“I don’t think that it really changes a lot from the car-side of things, or the setup-side of things, or who’s going to be good,” the two-time Most Popular Driver said. “I think the same crowd is always going to be tough, that’s how it is. I don’t think it matters how big the spoiler is, so hopefully the racing is better for people watching,”
The third and final factor that NASCAR sprung in the drivers was a new tire being used this weekend, and this seems to be the thing that has everyone on edge the most. Goodyear has brought yet another new tire to Phoenix and the sport’s best are noticing a difference in the sidewall. As a result, rubber is being laid down quicker and they are noticing quite a bit of fall off.
“The tire just feels really, really hard,” Bowyer revealed. “That thing is stuck and then the minute it’s not, it’s absolutely broke loose and it’s like you are on ice. It doesn’t have a side wall that is forgiving that lets you lay into the grip of the tire. It is rock hard. The minute it shears, it really shears.”
While the four Goodyear rubbers can prove to be a challenge for the field on Sunday, most of the drivers have responded positively to the changes. They believe the added element of uncertainty will lend itself to great and strategic racing throughout.
“These tires fire off quick – which is good – they have a lot of grip and then they fall off real fast and lose a lot of grip,” DiBenedetto shared. “You can’t just go out there, be mindless driving, and get the car to run the fastest lap,” Ty Dillon chimed in. “Things are coming back into play in taking care of your tires again, being a smart driver with your equipment.”
Between the new Goodyears, low downforce package and the PJ1 traction compound, drivers are going to have their hands full at Phoenix Raceway. From a competitive standpoint, they’re confident that the racing will improve and differ from 2019.
“You are going to see a different thing,” Bowyer said. “You won’t be able to just drive that thing in there three or four-wide comfortably like we could with all that downforce on the restarts. Who knows. Maybe there will be more chaos.”

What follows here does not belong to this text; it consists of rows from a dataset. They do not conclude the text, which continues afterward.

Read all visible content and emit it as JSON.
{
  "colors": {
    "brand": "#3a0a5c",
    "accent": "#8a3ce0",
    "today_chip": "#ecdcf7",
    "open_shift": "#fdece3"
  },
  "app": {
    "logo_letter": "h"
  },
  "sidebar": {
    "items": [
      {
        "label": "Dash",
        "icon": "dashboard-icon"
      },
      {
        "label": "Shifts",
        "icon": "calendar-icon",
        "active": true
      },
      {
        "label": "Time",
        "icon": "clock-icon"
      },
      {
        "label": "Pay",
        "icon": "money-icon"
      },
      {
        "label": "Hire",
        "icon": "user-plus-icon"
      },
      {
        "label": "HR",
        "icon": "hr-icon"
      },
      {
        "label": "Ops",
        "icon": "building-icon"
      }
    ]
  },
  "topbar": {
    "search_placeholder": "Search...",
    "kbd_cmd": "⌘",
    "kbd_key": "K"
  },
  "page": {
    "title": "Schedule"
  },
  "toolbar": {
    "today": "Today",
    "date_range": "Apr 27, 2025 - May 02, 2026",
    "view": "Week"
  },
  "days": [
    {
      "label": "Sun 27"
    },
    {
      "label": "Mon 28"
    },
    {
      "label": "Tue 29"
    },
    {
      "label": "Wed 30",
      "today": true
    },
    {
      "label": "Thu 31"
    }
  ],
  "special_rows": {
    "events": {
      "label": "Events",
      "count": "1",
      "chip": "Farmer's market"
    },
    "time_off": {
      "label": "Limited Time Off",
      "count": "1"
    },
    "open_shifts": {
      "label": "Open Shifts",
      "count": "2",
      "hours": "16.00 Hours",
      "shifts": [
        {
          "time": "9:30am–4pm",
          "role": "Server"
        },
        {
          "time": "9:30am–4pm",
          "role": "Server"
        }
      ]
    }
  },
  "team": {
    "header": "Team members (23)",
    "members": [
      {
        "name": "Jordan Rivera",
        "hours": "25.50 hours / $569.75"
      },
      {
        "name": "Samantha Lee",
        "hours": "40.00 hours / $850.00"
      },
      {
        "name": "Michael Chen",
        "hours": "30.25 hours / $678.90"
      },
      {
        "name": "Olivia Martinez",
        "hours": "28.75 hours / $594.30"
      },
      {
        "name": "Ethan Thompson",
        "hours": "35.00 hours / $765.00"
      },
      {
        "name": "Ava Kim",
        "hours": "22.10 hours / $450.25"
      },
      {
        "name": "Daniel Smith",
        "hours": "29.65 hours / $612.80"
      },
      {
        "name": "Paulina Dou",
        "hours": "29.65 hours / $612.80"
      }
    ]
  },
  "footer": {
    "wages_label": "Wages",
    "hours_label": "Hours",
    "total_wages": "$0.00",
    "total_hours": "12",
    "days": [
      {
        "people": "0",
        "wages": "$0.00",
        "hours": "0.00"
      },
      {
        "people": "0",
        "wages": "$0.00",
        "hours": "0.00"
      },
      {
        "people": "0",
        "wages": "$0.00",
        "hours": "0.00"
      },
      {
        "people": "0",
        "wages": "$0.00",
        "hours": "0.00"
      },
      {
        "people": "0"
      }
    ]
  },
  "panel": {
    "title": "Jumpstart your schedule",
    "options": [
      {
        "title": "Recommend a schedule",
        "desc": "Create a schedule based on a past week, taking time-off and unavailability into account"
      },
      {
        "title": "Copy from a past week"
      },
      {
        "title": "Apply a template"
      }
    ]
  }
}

Only time will tell if these changes that were implemented will affect the racing itself at Phoenix Raceway for the better. But fans can be assured that the drivers will have their hands full and that there is a high emphasis to perform well at the sight on the 2020 Championship track.